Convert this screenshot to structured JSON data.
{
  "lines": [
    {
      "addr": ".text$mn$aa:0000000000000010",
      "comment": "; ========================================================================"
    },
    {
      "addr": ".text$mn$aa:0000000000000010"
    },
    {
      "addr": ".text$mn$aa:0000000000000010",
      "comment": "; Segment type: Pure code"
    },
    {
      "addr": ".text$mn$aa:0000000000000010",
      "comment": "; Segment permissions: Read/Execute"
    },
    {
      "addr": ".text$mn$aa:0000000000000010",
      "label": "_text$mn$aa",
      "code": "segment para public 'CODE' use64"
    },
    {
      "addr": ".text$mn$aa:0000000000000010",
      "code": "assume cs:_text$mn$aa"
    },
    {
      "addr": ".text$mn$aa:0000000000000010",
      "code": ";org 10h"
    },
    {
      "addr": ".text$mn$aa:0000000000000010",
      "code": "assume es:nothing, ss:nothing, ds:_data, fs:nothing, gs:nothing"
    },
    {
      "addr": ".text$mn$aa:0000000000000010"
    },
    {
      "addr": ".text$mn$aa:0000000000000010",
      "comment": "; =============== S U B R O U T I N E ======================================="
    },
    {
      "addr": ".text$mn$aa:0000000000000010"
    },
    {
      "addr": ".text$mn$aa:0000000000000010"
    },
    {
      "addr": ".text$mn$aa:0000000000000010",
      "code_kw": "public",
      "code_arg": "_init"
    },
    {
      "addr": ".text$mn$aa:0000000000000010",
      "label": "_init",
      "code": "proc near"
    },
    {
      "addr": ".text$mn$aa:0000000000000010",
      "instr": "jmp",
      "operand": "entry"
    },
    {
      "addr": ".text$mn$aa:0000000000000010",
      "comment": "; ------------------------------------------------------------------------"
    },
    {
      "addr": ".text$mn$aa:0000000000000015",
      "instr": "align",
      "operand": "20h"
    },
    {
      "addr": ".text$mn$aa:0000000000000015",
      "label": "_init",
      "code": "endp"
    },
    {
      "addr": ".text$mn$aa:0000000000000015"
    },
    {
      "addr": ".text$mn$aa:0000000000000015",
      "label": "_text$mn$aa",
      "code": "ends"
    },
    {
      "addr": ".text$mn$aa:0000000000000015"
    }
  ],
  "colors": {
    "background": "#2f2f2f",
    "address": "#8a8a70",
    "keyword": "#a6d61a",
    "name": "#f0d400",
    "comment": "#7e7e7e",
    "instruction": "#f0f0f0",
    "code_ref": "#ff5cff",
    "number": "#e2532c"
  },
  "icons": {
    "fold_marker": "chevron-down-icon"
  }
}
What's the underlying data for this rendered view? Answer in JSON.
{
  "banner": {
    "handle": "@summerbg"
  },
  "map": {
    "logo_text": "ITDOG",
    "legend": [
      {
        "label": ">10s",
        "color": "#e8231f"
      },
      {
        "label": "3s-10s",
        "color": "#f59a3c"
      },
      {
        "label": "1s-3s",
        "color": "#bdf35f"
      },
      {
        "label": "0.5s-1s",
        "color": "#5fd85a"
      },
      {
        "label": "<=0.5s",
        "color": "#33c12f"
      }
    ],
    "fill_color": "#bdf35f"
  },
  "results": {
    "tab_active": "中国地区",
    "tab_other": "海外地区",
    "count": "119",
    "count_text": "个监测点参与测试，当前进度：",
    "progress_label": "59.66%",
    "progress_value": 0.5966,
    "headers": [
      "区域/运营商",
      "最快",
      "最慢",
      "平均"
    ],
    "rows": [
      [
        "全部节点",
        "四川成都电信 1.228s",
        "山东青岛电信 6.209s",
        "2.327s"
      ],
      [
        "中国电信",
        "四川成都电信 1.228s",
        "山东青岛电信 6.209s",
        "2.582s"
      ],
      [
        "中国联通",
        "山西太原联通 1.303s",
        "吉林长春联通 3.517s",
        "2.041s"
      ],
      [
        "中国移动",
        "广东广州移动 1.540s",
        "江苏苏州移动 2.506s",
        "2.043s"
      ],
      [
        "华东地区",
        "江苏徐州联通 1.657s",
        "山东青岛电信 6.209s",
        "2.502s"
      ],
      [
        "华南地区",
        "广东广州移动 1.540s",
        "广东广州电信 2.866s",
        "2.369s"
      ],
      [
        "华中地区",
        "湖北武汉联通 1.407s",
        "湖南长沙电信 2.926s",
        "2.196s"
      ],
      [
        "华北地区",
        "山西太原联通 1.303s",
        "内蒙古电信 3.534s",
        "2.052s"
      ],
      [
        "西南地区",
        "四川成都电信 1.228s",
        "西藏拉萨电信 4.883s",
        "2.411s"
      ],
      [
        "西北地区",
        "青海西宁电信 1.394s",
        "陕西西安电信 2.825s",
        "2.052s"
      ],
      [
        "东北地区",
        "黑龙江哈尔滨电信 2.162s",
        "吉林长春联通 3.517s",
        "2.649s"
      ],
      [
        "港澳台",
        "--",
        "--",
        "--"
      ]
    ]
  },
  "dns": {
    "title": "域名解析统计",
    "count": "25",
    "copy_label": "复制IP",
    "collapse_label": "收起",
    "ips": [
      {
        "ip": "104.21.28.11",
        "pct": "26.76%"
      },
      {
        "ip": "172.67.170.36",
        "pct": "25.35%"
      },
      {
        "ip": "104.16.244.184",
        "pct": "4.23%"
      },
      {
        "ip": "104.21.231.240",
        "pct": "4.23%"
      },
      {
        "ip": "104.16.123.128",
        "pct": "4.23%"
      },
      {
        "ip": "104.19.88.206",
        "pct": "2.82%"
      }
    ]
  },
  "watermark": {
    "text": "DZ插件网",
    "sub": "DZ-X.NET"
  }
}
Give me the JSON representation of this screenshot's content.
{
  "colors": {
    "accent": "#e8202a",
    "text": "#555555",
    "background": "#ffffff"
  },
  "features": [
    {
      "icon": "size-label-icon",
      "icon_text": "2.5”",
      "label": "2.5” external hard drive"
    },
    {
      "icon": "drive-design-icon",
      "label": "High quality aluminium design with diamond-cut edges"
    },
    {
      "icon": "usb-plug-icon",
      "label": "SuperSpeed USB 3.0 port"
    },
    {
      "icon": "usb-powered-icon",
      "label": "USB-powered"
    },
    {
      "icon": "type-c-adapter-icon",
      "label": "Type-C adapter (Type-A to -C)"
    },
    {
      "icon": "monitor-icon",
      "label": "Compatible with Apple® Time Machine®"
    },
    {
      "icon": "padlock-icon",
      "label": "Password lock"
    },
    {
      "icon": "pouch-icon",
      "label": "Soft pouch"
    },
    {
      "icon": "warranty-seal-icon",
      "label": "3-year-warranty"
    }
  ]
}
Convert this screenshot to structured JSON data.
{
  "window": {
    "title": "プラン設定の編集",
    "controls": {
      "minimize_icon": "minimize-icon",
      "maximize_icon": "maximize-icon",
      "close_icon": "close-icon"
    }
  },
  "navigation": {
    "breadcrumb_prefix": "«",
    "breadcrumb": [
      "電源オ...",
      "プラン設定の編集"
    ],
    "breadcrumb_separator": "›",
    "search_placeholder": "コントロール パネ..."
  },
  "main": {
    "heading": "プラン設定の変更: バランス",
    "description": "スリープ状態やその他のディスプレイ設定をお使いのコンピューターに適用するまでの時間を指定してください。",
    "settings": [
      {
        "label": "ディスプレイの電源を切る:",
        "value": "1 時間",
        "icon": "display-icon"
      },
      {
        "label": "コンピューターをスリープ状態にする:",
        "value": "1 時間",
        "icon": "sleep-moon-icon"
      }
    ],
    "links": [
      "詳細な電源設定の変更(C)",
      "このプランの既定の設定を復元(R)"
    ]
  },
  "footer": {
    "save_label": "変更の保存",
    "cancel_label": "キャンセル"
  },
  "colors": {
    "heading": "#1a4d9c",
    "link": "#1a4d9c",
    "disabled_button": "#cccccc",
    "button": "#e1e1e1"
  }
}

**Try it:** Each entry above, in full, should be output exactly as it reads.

**Solution:**
Convert this screenshot to structured JSON data.
{
  "lines": [
    {
      "addr": ".text$mn$aa:0000000000000010",
      "comment": "; ========================================================================"
    },
    {
      "addr": ".text$mn$aa:0000000000000010"
    },
    {
      "addr": ".text$mn$aa:0000000000000010",
      "comment": "; Segment type: Pure code"
    },
    {
      "addr": ".text$mn$aa:0000000000000010",
      "comment": "; Segment permissions: Read/Execute"
    },
    {
      "addr": ".text$mn$aa:0000000000000010",
      "label": "_text$mn$aa",
      "code": "segment para public 'CODE' use64"
    },
    {
      "addr": ".text$mn$aa:0000000000000010",
      "code": "assume cs:_text$mn$aa"
    },
    {
      "addr": ".text$mn$aa:0000000000000010",
      "code": ";org 10h"
    },
    {
      "addr": ".text$mn$aa:0000000000000010",
      "code": "assume es:nothing, ss:nothing, ds:_data, fs:nothing, gs:nothing"
    },
    {
      "addr": ".text$mn$aa:0000000000000010"
    },
    {
      "addr": ".text$mn$aa:0000000000000010",
      "comment": "; =============== S U B R O U T I N E ======================================="
    },
    {
      "addr": ".text$mn$aa:0000000000000010"
    },
    {
      "addr": ".text$mn$aa:0000000000000010"
    },
    {
      "addr": ".text$mn$aa:0000000000000010",
      "code_kw": "public",
      "code_arg": "_init"
    },
    {
      "addr": ".text$mn$aa:0000000000000010",
      "label": "_init",
      "code": "proc near"
    },
    {
      "addr": ".text$mn$aa:0000000000000010",
      "instr": "jmp",
      "operand": "entry"
    },
    {
      "addr": ".text$mn$aa:0000000000000010",
      "comment": "; ------------------------------------------------------------------------"
    },
    {
      "addr": ".text$mn$aa:0000000000000015",
      "instr": "align",
      "operand": "20h"
    },
    {
      "addr": ".text$mn$aa:0000000000000015",
      "label": "_init",
      "code": "endp"
    },
    {
      "addr": ".text$mn$aa:0000000000000015"
    },
    {
      "addr": ".text$mn$aa:0000000000000015",
      "label": "_text$mn$aa",
      "code": "ends"
    },
    {
      "addr": ".text$mn$aa:0000000000000015"
    }
  ],
  "colors": {
    "background": "#2f2f2f",
    "address": "#8a8a70",
    "keyword": "#a6d61a",
    "name": "#f0d400",
    "comment": "#7e7e7e",
    "instruction": "#f0f0f0",
    "code_ref": "#ff5cff",
    "number": "#e2532c"
  },
  "icons": {
    "fold_marker": "chevron-down-icon"
  }
}
What's the underlying data for this rendered view? Answer in JSON.
{
  "banner": {
    "handle": "@summerbg"
  },
  "map": {
    "logo_text": "ITDOG",
    "legend": [
      {
        "label": ">10s",
        "color": "#e8231f"
      },
      {
        "label": "3s-10s",
        "color": "#f59a3c"
      },
      {
        "label": "1s-3s",
        "color": "#bdf35f"
      },
      {
        "label": "0.5s-1s",
        "color": "#5fd85a"
      },
      {
        "label": "<=0.5s",
        "color": "#33c12f"
      }
    ],
    "fill_color": "#bdf35f"
  },
  "results": {
    "tab_active": "中国地区",
    "tab_other": "海外地区",
    "count": "119",
    "count_text": "个监测点参与测试，当前进度：",
    "progress_label": "59.66%",
    "progress_value": 0.5966,
    "headers": [
      "区域/运营商",
      "最快",
      "最慢",
      "平均"
    ],
    "rows": [
      [
        "全部节点",
        "四川成都电信 1.228s",
        "山东青岛电信 6.209s",
        "2.327s"
      ],
      [
        "中国电信",
        "四川成都电信 1.228s",
        "山东青岛电信 6.209s",
        "2.582s"
      ],
      [
        "中国联通",
        "山西太原联通 1.303s",
        "吉林长春联通 3.517s",
        "2.041s"
      ],
      [
        "中国移动",
        "广东广州移动 1.540s",
        "江苏苏州移动 2.506s",
        "2.043s"
      ],
      [
        "华东地区",
        "江苏徐州联通 1.657s",
        "山东青岛电信 6.209s",
        "2.502s"
      ],
      [
        "华南地区",
        "广东广州移动 1.540s",
        "广东广州电信 2.866s",
        "2.369s"
      ],
      [
        "华中地区",
        "湖北武汉联通 1.407s",
        "湖南长沙电信 2.926s",
        "2.196s"
      ],
      [
        "华北地区",
        "山西太原联通 1.303s",
        "内蒙古电信 3.534s",
        "2.052s"
      ],
      [
        "西南地区",
        "四川成都电信 1.228s",
        "西藏拉萨电信 4.883s",
        "2.411s"
      ],
      [
        "西北地区",
        "青海西宁电信 1.394s",
        "陕西西安电信 2.825s",
        "2.052s"
      ],
      [
        "东北地区",
        "黑龙江哈尔滨电信 2.162s",
        "吉林长春联通 3.517s",
        "2.649s"
      ],
      [
        "港澳台",
        "--",
        "--",
        "--"
      ]
    ]
  },
  "dns": {
    "title": "域名解析统计",
    "count": "25",
    "copy_label": "复制IP",
    "collapse_label": "收起",
    "ips": [
      {
        "ip": "104.21.28.11",
        "pct": "26.76%"
      },
      {
        "ip": "172.67.170.36",
        "pct": "25.35%"
      },
      {
        "ip": "104.16.244.184",
        "pct": "4.23%"
      },
      {
        "ip": "104.21.231.240",
        "pct": "4.23%"
      },
      {
        "ip": "104.16.123.128",
        "pct": "4.23%"
      },
      {
        "ip": "104.19.88.206",
        "pct": "2.82%"
      }
    ]
  },
  "watermark": {
    "text": "DZ插件网",
    "sub": "DZ-X.NET"
  }
}
Give me the JSON representation of this screenshot's content.
{
  "colors": {
    "accent": "#e8202a",
    "text": "#555555",
    "background": "#ffffff"
  },
  "features": [
    {
      "icon": "size-label-icon",
      "icon_text": "2.5”",
      "label": "2.5” external hard drive"
    },
    {
      "icon": "drive-design-icon",
      "label": "High quality aluminium design with diamond-cut edges"
    },
    {
      "icon": "usb-plug-icon",
      "label": "SuperSpeed USB 3.0 port"
    },
    {
      "icon": "usb-powered-icon",
      "label": "USB-powered"
    },
    {
      "icon": "type-c-adapter-icon",
      "label": "Type-C adapter (Type-A to -C)"
    },
    {
      "icon": "monitor-icon",
      "label": "Compatible with Apple® Time Machine®"
    },
    {
      "icon": "padlock-icon",
      "label": "Password lock"
    },
    {
      "icon": "pouch-icon",
      "label": "Soft pouch"
    },
    {
      "icon": "warranty-seal-icon",
      "label": "3-year-warranty"
    }
  ]
}
Convert this screenshot to structured JSON data.
{
  "window": {
    "title": "プラン設定の編集",
    "controls": {
      "minimize_icon": "minimize-icon",
      "maximize_icon": "maximize-icon",
      "close_icon": "close-icon"
    }
  },
  "navigation": {
    "breadcrumb_prefix": "«",
    "breadcrumb": [
      "電源オ...",
      "プラン設定の編集"
    ],
    "breadcrumb_separator": "›",
    "search_placeholder": "コントロール パネ..."
  },
  "main": {
    "heading": "プラン設定の変更: バランス",
    "description": "スリープ状態やその他のディスプレイ設定をお使いのコンピューターに適用するまでの時間を指定してください。",
    "settings": [
      {
        "label": "ディスプレイの電源を切る:",
        "value": "1 時間",
        "icon": "display-icon"
      },
      {
        "label": "コンピューターをスリープ状態にする:",
        "value": "1 時間",
        "icon": "sleep-moon-icon"
      }
    ],
    "links": [
      "詳細な電源設定の変更(C)",
      "このプランの既定の設定を復元(R)"
    ]
  },
  "footer": {
    "save_label": "変更の保存",
    "cancel_label": "キャンセル"
  },
  "colors": {
    "heading": "#1a4d9c",
    "link": "#1a4d9c",
    "disabled_button": "#cccccc",
    "button": "#e1e1e1"
  }
}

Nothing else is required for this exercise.